KKR's new fund will add to the pile of cash in buyout firms' coffers, which reached US$136 billion at the end of last year - the third-highest level for unemployed capital, according to Preqin.
The accumulation of capital comes as deal sizes grow.
Although Asian deal activity fell 30 per cent last year to US$54.6 billion and this year has been slow with US$22.6 billion of deals announced so far, the average deal size this year is around US$119 million, near the record set in 2014, according to Thomson Reuters data.
KKR set a previous record for Asia private equity fundraising with its US$6 billion Asian Fund II in 2013, which has been fully deployed and posted a gross internal rate of return of 29.1 per cent to March this year. Returns above 20 per cent are considered good for private equity funds.
KKR said it has invested more than US$12 billion across the region in about 55 companies since it first set up shop in Asia in 2006. It has been particularly busy with large deals in Japan in recent months, announcing a US$2.3 billion acquisition for Hitachi's chip-making equipment and video solution unit in April, and a US$1.3 billion deal for power tools firm Hitachi Koki in January.
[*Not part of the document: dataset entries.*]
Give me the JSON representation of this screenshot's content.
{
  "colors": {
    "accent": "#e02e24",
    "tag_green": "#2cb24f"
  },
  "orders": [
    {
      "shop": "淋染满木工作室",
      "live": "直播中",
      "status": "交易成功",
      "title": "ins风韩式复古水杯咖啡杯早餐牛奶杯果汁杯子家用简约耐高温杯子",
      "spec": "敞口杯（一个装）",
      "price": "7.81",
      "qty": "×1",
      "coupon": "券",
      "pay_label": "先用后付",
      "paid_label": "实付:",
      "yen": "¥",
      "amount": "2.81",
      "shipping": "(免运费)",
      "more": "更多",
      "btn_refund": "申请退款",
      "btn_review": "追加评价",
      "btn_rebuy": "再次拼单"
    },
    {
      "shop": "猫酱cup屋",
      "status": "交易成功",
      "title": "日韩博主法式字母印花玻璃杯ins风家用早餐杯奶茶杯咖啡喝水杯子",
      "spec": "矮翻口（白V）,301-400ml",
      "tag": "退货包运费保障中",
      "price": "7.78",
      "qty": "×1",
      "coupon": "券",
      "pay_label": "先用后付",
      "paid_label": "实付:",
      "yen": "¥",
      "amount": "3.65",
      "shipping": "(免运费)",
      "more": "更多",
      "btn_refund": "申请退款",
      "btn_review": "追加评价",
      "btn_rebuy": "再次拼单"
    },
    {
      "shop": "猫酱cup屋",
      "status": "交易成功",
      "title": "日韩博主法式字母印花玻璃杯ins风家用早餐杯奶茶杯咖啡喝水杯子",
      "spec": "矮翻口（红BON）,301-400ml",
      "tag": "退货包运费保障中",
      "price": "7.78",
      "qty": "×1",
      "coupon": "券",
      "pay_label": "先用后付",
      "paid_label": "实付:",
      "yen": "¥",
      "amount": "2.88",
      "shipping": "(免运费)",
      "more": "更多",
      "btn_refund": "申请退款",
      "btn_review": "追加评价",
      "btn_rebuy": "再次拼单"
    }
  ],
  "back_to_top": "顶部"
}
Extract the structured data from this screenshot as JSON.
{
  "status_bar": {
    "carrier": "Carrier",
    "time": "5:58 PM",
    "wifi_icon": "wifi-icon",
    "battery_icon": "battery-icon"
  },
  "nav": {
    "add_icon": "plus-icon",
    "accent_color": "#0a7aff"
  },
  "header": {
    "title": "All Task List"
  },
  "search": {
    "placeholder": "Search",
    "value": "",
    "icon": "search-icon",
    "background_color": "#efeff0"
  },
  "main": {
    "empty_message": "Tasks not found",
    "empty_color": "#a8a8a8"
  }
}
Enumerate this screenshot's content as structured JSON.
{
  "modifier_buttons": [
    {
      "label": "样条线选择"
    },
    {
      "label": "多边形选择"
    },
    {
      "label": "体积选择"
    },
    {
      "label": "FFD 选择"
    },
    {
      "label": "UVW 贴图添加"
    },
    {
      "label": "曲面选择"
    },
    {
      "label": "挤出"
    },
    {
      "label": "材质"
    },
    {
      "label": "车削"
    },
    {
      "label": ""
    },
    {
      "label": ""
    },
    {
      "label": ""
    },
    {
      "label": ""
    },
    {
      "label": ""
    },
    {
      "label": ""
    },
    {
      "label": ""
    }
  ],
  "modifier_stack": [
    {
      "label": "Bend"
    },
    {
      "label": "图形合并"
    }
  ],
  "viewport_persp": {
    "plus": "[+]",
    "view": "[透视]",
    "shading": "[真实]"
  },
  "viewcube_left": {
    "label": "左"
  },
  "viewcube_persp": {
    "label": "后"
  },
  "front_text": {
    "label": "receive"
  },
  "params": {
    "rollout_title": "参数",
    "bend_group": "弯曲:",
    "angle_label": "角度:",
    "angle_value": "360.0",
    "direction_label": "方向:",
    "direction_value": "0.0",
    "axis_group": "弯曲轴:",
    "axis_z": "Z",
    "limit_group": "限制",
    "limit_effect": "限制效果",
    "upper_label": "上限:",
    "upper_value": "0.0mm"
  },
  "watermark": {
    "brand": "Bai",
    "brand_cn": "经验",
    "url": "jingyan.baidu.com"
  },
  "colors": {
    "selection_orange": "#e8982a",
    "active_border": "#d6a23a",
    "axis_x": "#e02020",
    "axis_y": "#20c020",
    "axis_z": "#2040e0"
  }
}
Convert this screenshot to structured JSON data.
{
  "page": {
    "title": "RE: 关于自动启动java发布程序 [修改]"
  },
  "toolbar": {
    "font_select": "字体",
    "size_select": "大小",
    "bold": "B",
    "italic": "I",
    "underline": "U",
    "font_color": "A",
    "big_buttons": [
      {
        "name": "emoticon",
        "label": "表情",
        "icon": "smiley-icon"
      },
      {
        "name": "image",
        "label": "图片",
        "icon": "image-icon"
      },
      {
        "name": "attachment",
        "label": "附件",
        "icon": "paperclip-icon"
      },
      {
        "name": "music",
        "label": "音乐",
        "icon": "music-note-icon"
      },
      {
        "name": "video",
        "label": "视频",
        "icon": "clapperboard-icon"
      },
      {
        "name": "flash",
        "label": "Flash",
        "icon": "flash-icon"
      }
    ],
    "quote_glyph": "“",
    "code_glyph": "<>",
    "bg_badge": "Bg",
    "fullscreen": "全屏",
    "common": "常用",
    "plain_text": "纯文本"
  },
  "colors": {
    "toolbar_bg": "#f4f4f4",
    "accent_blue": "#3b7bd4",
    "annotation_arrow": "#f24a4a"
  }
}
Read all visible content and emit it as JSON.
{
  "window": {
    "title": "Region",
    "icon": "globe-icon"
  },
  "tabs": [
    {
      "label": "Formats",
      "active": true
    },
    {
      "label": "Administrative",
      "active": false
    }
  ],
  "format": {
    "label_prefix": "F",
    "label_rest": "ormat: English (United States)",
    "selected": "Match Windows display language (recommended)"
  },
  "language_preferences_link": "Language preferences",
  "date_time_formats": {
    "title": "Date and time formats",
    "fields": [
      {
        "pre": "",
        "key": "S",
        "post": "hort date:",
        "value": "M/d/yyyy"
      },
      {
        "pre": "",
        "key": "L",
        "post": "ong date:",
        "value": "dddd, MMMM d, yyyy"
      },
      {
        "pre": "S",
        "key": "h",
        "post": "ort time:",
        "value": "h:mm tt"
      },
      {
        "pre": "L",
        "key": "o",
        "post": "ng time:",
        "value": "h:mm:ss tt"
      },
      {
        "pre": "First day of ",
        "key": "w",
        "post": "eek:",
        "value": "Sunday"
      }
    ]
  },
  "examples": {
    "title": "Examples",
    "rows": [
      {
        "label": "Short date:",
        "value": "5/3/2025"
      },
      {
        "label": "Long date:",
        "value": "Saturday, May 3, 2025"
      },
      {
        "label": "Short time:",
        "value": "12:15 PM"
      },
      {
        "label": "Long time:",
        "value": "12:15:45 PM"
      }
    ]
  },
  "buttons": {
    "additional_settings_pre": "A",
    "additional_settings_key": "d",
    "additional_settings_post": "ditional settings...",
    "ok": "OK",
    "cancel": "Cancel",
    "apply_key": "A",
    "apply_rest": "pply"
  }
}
That followed a US$4.5 billion deal for auto parts supplier Calsonic Kansei Corp late last year.
KKR is also one of the bidders for Toshiba Corp's semiconductor business - a deal that is valued to be at least US$18 billion.